If someone wishes you a “crappie day” this time of year and you’re an angler, you accept that wish with a smile. It’s a good thing. Crappie anglers wait all year for late April and early May when water temperatures in Kansas lakes warm to the high 50s and low 60s. That brings one of our most popular sport fish to shallow water to spawn, making them available to anglers of all ages and skill levels. And crappie are popular because they may be the tastiest fish in our waters.
Spring is the only time of year when anglers fishing from shore or wading might have an advantage over boat anglers. When the spawn gets going, crappie can be caught in water as shallow as 2 feet, depending on the clarity. And since the fish will be concentrated in shallow areas with specific habitat, anglers often catch good numbers of fish on a single outing.
What’s good crappie habitat?

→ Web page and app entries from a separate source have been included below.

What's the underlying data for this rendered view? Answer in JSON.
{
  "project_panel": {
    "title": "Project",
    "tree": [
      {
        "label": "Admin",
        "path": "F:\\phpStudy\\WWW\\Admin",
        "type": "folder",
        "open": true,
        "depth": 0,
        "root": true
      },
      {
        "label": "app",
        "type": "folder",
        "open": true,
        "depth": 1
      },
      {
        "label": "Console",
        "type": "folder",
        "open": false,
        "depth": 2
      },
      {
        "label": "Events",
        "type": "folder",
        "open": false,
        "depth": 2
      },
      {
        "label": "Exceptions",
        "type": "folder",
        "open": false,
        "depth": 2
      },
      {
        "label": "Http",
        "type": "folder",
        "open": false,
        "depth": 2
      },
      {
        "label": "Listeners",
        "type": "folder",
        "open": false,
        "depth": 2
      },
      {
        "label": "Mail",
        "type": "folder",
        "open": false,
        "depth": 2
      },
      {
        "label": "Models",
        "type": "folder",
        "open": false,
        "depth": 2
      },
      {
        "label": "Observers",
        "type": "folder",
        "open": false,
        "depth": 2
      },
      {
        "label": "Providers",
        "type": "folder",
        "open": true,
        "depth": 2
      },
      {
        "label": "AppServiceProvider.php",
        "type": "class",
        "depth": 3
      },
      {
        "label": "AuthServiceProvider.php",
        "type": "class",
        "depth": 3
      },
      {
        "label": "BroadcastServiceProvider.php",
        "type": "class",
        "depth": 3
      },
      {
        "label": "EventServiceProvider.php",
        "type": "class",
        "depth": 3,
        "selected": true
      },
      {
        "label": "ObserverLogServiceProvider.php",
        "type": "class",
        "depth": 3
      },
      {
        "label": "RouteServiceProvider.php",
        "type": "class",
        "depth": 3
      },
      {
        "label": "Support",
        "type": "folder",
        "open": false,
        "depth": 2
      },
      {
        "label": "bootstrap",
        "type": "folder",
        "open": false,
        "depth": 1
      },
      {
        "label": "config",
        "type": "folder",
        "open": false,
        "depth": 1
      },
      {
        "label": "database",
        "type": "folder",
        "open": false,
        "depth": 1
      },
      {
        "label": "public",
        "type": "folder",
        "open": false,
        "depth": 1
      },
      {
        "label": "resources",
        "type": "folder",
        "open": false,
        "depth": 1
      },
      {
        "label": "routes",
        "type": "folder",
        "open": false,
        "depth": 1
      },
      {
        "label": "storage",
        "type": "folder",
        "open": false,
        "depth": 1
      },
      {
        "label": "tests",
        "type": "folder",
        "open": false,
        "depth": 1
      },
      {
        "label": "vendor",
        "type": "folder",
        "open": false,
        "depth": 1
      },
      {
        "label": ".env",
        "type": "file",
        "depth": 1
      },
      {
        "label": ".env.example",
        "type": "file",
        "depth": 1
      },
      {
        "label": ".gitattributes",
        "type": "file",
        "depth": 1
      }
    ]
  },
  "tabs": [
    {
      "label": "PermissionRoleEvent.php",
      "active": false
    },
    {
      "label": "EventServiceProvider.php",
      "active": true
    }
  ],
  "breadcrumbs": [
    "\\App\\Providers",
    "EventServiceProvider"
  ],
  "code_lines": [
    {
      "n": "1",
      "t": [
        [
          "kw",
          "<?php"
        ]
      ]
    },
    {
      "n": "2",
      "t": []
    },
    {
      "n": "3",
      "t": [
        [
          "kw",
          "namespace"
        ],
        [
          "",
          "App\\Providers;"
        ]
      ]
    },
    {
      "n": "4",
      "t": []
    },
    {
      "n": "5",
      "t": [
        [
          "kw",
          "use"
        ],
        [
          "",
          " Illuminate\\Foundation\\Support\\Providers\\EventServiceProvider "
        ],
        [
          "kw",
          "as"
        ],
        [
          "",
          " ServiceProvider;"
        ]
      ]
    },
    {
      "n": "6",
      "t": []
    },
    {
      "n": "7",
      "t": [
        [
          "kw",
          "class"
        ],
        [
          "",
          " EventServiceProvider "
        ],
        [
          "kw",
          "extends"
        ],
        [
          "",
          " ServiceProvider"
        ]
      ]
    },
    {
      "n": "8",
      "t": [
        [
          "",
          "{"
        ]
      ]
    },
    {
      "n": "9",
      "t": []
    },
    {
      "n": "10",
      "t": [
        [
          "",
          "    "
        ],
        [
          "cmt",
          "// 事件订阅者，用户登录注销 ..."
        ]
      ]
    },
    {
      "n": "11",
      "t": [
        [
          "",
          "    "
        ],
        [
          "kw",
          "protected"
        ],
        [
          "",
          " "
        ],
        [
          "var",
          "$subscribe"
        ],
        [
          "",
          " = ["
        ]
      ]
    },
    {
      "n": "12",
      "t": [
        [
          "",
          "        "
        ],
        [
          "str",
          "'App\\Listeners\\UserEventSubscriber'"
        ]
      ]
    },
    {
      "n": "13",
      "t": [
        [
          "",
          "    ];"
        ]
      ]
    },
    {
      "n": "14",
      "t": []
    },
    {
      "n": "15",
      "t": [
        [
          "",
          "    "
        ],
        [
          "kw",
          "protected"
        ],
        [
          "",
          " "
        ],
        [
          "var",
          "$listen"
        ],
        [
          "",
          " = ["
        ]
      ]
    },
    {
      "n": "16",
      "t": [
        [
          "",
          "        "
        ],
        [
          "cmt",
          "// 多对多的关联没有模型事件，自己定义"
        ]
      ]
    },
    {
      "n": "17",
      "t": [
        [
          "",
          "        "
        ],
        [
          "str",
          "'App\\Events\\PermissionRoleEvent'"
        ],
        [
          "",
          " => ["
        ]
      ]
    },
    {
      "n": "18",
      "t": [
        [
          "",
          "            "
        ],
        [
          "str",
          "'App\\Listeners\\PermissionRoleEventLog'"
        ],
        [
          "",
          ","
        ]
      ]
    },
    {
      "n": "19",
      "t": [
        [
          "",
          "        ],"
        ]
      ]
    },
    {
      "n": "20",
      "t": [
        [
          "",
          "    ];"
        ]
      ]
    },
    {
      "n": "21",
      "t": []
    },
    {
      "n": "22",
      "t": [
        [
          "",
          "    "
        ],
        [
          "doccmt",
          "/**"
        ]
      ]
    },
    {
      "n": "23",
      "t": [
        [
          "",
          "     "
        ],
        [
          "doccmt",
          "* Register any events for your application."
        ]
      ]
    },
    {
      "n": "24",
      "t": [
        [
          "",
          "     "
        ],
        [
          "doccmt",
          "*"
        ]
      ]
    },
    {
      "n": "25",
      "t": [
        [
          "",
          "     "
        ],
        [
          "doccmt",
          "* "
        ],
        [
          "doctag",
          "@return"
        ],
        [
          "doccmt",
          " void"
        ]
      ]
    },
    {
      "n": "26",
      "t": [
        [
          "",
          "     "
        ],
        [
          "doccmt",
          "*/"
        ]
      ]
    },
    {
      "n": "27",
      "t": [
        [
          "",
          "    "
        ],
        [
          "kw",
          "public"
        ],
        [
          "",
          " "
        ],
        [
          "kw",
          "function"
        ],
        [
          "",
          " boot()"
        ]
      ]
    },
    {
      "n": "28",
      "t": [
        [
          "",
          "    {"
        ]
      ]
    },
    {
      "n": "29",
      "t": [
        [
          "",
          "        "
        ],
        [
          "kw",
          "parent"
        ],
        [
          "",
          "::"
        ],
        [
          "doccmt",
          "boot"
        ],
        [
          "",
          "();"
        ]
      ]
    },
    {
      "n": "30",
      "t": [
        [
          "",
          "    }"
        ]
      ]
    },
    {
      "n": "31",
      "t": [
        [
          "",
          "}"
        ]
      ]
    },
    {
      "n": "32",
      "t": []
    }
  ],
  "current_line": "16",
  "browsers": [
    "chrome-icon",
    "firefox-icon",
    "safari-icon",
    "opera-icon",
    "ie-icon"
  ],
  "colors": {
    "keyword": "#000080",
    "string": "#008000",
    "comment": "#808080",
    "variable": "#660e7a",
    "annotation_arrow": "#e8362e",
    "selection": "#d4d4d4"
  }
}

Crappie like cover such as brush, cattails, flooded weeds or rocky areas. Rip-rap dams and jetties are perfect places to start fishing.
Crappie anglers prefer light tackle – spinning or spincast outfits rigged with 6- or 8-pound test line. A long, light-action rod is perfect for detecting soft strikes and working hooked crappie out of cover. Often called “paper mouths,” crappie have thin skin along their top jaw and can’t be “horsed” out of the cover without the hook pulling out.
Small white or chartreuse jigs or minnows are effective baits. The trick is getting your lure or bait in or close to the cover without spooking the fish or snagging up. One tried and true method is referred to as “doodlesocking,” which is simply dipping your bait vertically into the cover. The jig or minnow is worked slowly or held suspended 6 inches or a foot off the bottom before it is lifted straight up and repositioned. An 8-foot fly rod rigged with a spinning reel allows added reach and can be perfect for doodlesocking. Strikes are usually a “tap,” felt as the jig is held suspended. The angler must set the hook quickly and lift the fish straight up out of the cover.
Another popular method is to rig a small float 2 feet above the jig or minnow. The float can be cast along the brush or rocks and allowed to bob and drift with the breeze. Strikes can be subtle, often just moving the float or pulling it just below the surface.
The crappie spawn usually starts in the upper ends of reservoirs, with fish congregating in small coves and inlet creeks. The spawn will continue down the lake as water warms in the lower reaches. This can extend the spawn through the end of May.
According to the2015 Fishing Forecast, the top three reservoirs for crappie fishing this spring are John Redmond, Perry and Hillsdale. But don’t avoid your favorite fishing spot if it’s not high on the forecast’s list. Remember that the spawn season concentrates crappie in specific areas, so good fishing can still be found in lakes with only fair crappie populations.
You’ll find great fishing information on the Kansas Department of Wildlife, Parks and Tourism’s (KDWPT) website,www.ksoutdoors.com, including a full-length how-to video “Kansas Crappie Bonanza.” You can also keep track of lake temperatures and conditions, as well as angler success through the Weekly Fishing Reports.
The statewide creel limit for crappie is 50 fish per day. However, local creel and length regulations may vary, so be sure to consult of the2015 Kansas Fishing Regulations Summarywhere you’ll find a complete listing of Kansas lakes with special regulations. The regulation pamphlet is available at all KDWPT offices, license vendors and online.